• TASK STATEMENT: Every line in the data below that has the word "content" should be returned.

• INFORMATION GIVEN:

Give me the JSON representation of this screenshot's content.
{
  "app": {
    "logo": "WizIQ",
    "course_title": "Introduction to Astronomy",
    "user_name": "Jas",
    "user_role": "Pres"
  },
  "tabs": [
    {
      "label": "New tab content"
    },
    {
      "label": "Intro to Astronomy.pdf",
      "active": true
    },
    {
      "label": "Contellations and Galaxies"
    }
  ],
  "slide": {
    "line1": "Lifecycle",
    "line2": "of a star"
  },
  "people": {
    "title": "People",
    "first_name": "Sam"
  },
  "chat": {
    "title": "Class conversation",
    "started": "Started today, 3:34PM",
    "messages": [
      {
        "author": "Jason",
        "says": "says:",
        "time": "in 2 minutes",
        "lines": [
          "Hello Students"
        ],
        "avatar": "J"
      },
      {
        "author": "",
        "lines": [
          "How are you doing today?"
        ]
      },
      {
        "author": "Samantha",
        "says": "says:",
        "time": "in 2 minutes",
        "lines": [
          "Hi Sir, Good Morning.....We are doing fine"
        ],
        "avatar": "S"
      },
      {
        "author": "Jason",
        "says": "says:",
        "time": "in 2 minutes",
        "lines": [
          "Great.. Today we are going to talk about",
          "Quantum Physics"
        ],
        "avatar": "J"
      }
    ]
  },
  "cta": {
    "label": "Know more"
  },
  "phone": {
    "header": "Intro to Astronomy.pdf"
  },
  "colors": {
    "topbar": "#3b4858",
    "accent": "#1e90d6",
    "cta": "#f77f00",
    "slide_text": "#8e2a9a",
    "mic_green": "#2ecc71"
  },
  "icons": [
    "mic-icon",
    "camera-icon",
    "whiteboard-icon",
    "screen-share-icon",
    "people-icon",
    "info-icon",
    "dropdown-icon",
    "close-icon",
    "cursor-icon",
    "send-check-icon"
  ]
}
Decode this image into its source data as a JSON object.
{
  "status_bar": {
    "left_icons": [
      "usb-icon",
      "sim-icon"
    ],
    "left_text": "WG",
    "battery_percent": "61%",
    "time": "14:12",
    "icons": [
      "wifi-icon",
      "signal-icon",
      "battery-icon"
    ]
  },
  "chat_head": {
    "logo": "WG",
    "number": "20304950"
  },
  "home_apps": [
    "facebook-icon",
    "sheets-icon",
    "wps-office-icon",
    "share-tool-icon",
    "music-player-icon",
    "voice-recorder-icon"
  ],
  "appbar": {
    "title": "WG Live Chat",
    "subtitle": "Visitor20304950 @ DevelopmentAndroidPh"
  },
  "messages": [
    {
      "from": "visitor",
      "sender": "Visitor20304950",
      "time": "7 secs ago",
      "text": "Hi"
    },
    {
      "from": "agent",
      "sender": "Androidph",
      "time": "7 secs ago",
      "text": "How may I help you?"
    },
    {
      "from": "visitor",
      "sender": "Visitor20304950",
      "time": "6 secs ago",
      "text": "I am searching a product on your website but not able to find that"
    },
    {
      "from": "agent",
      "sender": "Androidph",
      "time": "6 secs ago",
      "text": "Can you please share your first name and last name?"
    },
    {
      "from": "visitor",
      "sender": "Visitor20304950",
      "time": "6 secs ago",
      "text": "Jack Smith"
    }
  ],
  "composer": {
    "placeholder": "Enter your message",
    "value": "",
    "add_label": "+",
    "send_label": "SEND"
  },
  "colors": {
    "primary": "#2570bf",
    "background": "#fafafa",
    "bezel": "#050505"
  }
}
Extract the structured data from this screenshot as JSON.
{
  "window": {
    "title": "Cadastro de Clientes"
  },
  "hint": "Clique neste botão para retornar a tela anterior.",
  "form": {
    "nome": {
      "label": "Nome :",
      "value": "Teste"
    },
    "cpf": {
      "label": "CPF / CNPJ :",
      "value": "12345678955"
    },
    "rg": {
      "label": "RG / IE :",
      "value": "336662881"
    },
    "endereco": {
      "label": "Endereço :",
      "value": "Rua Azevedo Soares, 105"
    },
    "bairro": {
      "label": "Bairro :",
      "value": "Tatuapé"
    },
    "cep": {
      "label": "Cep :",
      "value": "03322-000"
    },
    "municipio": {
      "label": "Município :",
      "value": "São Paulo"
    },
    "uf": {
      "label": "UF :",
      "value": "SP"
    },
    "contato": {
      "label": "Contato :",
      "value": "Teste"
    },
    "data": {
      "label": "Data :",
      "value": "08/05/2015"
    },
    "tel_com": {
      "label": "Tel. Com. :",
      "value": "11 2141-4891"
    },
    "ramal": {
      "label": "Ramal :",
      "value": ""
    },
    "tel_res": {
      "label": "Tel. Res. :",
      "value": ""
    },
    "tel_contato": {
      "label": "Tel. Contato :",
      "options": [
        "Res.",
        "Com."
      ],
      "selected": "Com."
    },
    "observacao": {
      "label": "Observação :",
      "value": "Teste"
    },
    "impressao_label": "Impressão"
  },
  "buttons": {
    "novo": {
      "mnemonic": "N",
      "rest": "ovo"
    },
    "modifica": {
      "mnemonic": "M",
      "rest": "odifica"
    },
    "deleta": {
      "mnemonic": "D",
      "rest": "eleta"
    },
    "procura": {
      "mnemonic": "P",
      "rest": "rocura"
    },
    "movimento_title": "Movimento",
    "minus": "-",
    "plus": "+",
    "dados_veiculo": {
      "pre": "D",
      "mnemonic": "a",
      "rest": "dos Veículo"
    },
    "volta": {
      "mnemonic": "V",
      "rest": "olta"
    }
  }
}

• RESPONSE AREA:
Give me the JSON representation of this screenshot's content.
      "label": "New tab content"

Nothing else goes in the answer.